I mentioned previously that I am pitching some agents in February at an event and so I decided to ask one of those agents I plan to speak with for some advice when pitching agents. While it helps to try and get the pulse of lit agents, it doesn’t necessarily guarantee success, of course. Jennie Goloboy of Red Sofa Literary responded with 3 things to keep in mind when pitching.
#1 Know that it’s not about you. Agents/editors only will take on work that reflects a need on their list. This one is new to me and, while I knew it deep down, I’d never looked at it that way. I’d always heard that “agents take projects they can also be passionate about and can sell,” but I never looked at it from the hardest end of the business spectrum–they snap up something most quickly that they’ve got all-but-sold based on their individual connections.
#2 A big don’t: don’t memorize your pitch and then say it as fast as humanly possible. Twitter can sometimes be unclear… I don’t believe she’s saying not to memorize it. She’s saying not to be wound so tightly that blow through your pitch in twenty seconds and then sit awkwardly for the next nine minutes. Relax and remember that your job as an author is to be a expert communicator, so chill out and communicate effectively. Have trouble relaxing? I’ve heard social lubricants, if that’s your thing, can take the edge off 😉 just don’t over-do it. The point is to find away to find your chill.
#3 If they don’t take your project, ask if they have any advice for you. Use that time! I’ve done this. Remember that you paid for a block of time to pitch (at least that is the norm at most writer’s conferences). Use it wisely. You’ve essentially hired an agent for a 10-15 minute block for feedback.
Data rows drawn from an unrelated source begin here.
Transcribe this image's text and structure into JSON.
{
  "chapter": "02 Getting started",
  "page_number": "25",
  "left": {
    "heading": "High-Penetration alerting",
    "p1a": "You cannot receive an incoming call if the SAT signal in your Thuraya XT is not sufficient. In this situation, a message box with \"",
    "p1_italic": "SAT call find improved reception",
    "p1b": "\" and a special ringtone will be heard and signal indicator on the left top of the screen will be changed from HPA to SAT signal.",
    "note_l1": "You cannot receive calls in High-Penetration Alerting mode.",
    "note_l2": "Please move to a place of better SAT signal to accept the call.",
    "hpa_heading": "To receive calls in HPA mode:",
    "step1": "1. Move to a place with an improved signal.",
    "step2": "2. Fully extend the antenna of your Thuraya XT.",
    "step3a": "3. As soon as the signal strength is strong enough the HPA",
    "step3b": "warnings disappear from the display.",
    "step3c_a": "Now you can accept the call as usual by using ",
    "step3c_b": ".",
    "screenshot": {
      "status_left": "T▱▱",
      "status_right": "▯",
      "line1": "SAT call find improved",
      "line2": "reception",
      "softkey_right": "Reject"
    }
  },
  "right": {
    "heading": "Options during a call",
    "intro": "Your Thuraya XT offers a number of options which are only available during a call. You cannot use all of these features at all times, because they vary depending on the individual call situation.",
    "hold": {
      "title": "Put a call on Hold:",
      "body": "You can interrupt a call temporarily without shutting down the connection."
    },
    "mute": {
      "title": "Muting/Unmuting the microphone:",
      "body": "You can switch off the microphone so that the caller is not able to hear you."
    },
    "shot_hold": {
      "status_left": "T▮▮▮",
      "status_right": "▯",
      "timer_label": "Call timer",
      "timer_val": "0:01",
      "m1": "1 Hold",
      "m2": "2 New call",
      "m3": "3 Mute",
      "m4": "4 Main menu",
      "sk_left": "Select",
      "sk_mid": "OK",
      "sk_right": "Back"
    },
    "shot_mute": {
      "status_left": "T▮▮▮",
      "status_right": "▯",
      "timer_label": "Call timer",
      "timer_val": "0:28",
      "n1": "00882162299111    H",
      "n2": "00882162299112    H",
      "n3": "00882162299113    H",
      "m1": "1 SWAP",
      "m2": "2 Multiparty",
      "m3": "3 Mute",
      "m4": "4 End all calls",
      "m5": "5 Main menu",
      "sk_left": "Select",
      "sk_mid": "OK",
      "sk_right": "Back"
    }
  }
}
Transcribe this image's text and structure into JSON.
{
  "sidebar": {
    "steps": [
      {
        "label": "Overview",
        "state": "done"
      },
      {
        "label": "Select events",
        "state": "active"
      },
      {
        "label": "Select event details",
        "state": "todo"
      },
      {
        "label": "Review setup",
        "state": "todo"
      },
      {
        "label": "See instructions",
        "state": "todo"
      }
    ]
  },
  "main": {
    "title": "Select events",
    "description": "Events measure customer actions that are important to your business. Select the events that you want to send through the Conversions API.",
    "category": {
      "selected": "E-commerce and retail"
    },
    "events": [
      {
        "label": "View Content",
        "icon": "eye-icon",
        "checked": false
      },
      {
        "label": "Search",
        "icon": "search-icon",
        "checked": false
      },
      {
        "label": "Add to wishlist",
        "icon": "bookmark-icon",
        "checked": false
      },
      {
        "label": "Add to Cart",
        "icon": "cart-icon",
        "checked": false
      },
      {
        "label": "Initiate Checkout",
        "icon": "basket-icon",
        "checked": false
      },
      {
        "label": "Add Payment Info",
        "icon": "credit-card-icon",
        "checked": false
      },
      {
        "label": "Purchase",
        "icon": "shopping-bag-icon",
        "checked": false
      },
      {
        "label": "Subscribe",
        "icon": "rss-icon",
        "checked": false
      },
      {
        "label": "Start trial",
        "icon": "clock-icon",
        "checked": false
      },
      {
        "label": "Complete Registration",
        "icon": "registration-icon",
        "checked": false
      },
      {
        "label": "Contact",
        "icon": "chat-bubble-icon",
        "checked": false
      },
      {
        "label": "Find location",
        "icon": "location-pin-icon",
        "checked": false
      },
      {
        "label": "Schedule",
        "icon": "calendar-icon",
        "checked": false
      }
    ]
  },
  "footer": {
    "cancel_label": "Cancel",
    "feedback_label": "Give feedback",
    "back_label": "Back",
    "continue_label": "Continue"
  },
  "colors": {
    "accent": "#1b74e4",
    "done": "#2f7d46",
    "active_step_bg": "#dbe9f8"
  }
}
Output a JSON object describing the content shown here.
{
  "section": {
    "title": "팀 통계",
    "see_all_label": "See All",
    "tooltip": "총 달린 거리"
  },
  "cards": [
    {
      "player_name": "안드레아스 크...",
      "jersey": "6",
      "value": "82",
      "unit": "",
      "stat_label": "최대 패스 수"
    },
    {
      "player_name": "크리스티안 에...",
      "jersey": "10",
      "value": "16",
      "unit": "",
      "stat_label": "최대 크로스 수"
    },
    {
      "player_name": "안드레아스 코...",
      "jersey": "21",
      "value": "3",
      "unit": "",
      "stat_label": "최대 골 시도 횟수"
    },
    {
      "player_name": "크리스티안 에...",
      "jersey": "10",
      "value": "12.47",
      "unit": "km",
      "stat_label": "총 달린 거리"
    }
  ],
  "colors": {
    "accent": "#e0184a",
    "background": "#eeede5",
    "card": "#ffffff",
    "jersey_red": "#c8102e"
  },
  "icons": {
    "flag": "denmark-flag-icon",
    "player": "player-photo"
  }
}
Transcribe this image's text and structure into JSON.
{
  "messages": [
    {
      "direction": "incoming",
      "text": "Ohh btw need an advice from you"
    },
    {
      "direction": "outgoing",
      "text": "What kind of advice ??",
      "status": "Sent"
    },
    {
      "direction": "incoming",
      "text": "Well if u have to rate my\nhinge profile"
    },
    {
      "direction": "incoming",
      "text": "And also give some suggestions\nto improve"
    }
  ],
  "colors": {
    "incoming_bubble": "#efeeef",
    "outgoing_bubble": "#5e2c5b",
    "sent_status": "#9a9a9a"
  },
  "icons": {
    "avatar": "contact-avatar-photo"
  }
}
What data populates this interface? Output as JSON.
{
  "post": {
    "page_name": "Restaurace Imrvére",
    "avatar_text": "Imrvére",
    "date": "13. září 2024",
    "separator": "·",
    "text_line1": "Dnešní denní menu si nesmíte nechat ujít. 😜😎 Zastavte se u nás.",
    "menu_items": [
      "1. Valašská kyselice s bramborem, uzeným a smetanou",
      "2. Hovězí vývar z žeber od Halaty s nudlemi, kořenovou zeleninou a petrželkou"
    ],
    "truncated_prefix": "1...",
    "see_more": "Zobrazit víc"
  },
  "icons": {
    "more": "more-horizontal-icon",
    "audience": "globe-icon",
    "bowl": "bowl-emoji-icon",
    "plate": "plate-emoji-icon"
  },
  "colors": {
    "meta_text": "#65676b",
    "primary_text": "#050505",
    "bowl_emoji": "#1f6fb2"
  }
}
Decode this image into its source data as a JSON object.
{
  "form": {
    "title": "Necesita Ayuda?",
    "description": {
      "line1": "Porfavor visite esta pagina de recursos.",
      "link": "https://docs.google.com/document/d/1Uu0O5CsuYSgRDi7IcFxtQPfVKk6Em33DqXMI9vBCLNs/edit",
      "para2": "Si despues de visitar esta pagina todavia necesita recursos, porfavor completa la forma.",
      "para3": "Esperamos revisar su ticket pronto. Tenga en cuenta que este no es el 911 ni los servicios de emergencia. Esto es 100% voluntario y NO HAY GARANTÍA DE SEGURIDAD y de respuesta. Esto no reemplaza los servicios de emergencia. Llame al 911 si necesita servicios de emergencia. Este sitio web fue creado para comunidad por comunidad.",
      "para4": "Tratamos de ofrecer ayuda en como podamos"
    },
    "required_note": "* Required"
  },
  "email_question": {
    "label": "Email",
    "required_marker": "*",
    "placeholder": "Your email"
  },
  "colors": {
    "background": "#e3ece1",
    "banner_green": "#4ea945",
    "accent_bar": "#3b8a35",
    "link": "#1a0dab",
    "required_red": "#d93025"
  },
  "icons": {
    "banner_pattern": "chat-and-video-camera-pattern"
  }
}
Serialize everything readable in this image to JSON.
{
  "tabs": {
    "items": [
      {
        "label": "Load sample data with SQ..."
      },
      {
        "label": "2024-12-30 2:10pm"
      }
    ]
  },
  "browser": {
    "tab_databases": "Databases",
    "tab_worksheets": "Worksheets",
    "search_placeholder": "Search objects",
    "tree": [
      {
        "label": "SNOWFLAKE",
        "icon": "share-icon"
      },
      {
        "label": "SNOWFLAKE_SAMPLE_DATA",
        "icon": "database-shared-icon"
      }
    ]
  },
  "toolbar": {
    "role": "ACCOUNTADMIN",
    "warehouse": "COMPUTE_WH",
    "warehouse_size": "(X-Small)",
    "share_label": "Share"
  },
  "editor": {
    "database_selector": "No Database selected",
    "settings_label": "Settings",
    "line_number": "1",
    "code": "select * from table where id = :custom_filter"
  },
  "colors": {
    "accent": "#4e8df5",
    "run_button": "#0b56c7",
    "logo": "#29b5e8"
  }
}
It’s not a lot of time and they will have limited exposure, but they can give insight to your hook, layout, tightness of writing, and whether or not there is a current demand for the kind of story you have written.